▸ Task requirements: Please give the records below again in full, exactly, with the images left out.

▸ Materials provided:
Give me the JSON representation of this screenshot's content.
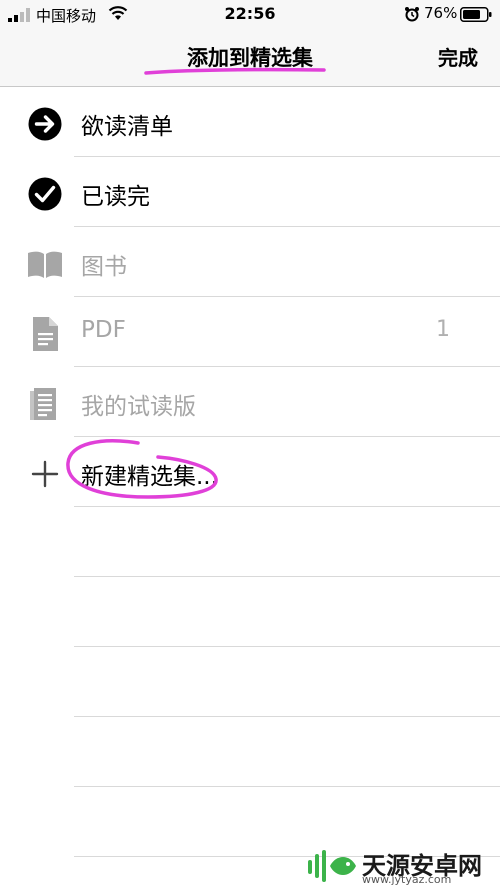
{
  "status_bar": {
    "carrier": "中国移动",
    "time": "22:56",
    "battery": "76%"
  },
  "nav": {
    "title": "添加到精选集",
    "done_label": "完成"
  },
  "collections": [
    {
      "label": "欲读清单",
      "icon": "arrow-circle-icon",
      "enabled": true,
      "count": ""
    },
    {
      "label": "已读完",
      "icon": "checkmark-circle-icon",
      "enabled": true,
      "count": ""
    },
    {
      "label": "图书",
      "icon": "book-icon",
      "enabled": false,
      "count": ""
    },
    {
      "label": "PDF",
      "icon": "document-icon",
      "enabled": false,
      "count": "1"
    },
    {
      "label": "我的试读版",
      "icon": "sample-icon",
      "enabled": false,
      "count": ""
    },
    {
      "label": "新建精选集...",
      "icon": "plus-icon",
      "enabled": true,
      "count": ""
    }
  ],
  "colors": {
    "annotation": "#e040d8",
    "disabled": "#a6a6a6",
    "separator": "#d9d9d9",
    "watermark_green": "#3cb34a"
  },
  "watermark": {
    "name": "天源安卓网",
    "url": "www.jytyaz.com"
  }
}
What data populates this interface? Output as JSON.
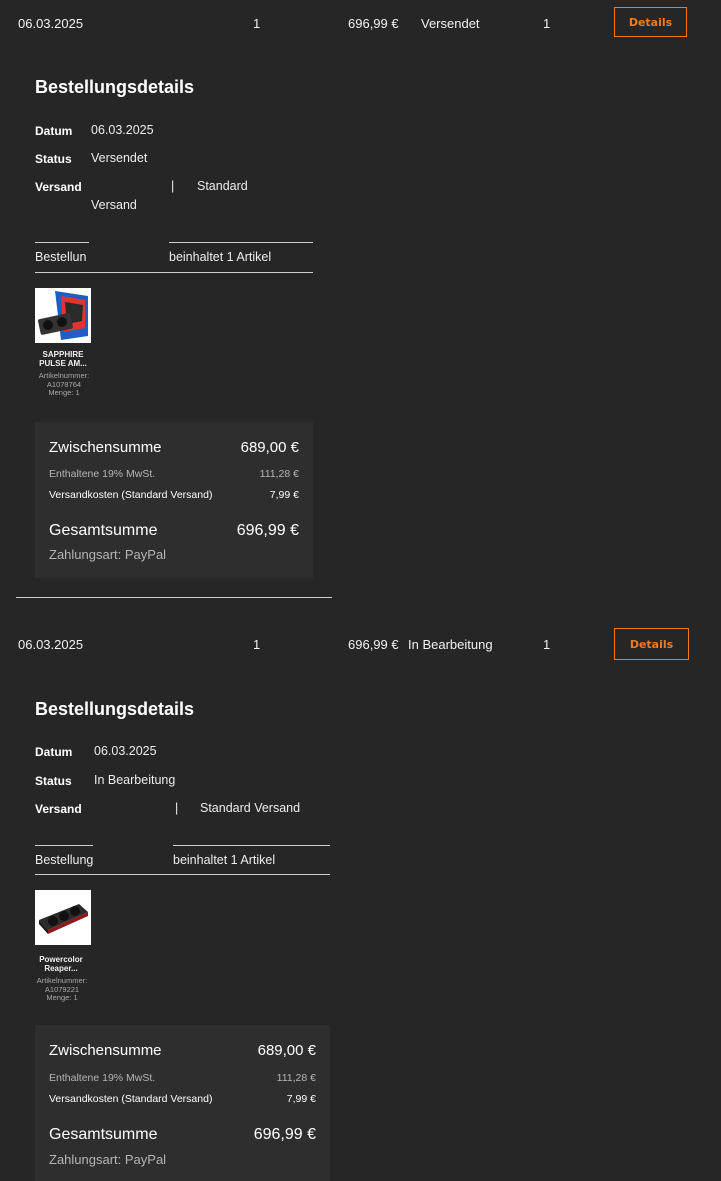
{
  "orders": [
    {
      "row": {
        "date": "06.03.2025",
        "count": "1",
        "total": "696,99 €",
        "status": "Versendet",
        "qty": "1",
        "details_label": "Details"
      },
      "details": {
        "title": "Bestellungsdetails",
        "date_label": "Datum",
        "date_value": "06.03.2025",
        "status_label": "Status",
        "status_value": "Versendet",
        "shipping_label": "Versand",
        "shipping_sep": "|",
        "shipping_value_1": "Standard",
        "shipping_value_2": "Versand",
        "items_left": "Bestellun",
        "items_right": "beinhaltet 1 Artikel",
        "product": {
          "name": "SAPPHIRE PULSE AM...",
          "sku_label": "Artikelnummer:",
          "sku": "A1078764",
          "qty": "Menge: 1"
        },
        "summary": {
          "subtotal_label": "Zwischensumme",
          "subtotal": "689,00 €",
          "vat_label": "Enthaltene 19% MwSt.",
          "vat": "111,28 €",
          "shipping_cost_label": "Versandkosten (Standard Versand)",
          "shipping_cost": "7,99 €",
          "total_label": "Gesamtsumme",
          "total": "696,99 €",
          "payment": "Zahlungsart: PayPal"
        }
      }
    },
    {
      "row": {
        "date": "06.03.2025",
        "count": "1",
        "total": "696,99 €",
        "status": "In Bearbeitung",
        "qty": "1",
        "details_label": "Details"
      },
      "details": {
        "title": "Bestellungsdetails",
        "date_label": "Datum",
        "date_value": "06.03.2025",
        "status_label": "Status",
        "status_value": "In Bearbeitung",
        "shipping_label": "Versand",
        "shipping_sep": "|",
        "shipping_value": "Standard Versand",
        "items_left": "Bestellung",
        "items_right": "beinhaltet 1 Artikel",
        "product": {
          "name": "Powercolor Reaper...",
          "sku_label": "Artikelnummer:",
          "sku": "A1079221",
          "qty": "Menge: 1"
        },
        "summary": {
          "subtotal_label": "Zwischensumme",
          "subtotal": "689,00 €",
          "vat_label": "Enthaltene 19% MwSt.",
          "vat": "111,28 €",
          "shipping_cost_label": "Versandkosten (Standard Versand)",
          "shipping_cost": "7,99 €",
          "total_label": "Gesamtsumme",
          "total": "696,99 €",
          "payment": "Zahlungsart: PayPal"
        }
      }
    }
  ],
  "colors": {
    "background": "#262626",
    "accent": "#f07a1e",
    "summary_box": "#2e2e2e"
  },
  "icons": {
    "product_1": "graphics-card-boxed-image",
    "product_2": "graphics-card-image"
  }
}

▸ Response area:
Give me the JSON representation of this screenshot's content.
{
  "status_bar": {
    "carrier": "中国移动",
    "time": "22:56",
    "battery": "76%"
  },
  "nav": {
    "title": "添加到精选集",
    "done_label": "完成"
  },
  "collections": [
    {
      "label": "欲读清单",
      "icon": "arrow-circle-icon",
      "enabled": true,
      "count": ""
    },
    {
      "label": "已读完",
      "icon": "checkmark-circle-icon",
      "enabled": true,
      "count": ""
    },
    {
      "label": "图书",
      "icon": "book-icon",
      "enabled": false,
      "count": ""
    },
    {
      "label": "PDF",
      "icon": "document-icon",
      "enabled": false,
      "count": "1"
    },
    {
      "label": "我的试读版",
      "icon": "sample-icon",
      "enabled": false,
      "count": ""
    },
    {
      "label": "新建精选集...",
      "icon": "plus-icon",
      "enabled": true,
      "count": ""
    }
  ],
  "colors": {
    "annotation": "#e040d8",
    "disabled": "#a6a6a6",
    "separator": "#d9d9d9",
    "watermark_green": "#3cb34a"
  },
  "watermark": {
    "name": "天源安卓网",
    "url": "www.jytyaz.com"
  }
}
What data populates this interface? Output as JSON.
{
  "orders": [
    {
      "row": {
        "date": "06.03.2025",
        "count": "1",
        "total": "696,99 €",
        "status": "Versendet",
        "qty": "1",
        "details_label": "Details"
      },
      "details": {
        "title": "Bestellungsdetails",
        "date_label": "Datum",
        "date_value": "06.03.2025",
        "status_label": "Status",
        "status_value": "Versendet",
        "shipping_label": "Versand",
        "shipping_sep": "|",
        "shipping_value_1": "Standard",
        "shipping_value_2": "Versand",
        "items_left": "Bestellun",
        "items_right": "beinhaltet 1 Artikel",
        "product": {
          "name": "SAPPHIRE PULSE AM...",
          "sku_label": "Artikelnummer:",
          "sku": "A1078764",
          "qty": "Menge: 1"
        },
        "summary": {
          "subtotal_label": "Zwischensumme",
          "subtotal": "689,00 €",
          "vat_label": "Enthaltene 19% MwSt.",
          "vat": "111,28 €",
          "shipping_cost_label": "Versandkosten (Standard Versand)",
          "shipping_cost": "7,99 €",
          "total_label": "Gesamtsumme",
          "total": "696,99 €",
          "payment": "Zahlungsart: PayPal"
        }
      }
    },
    {
      "row": {
        "date": "06.03.2025",
        "count": "1",
        "total": "696,99 €",
        "status": "In Bearbeitung",
        "qty": "1",
        "details_label": "Details"
      },
      "details": {
        "title": "Bestellungsdetails",
        "date_label": "Datum",
        "date_value": "06.03.2025",
        "status_label": "Status",
        "status_value": "In Bearbeitung",
        "shipping_label": "Versand",
        "shipping_sep": "|",
        "shipping_value": "Standard Versand",
        "items_left": "Bestellung",
        "items_right": "beinhaltet 1 Artikel",
        "product": {
          "name": "Powercolor Reaper...",
          "sku_label": "Artikelnummer:",
          "sku": "A1079221",
          "qty": "Menge: 1"
        },
        "summary": {
          "subtotal_label": "Zwischensumme",
          "subtotal": "689,00 €",
          "vat_label": "Enthaltene 19% MwSt.",
          "vat": "111,28 €",
          "shipping_cost_label": "Versandkosten (Standard Versand)",
          "shipping_cost": "7,99 €",
          "total_label": "Gesamtsumme",
          "total": "696,99 €",
          "payment": "Zahlungsart: PayPal"
        }
      }
    }
  ],
  "colors": {
    "background": "#262626",
    "accent": "#f07a1e",
    "summary_box": "#2e2e2e"
  },
  "icons": {
    "product_1": "graphics-card-boxed-image",
    "product_2": "graphics-card-image"
  }
}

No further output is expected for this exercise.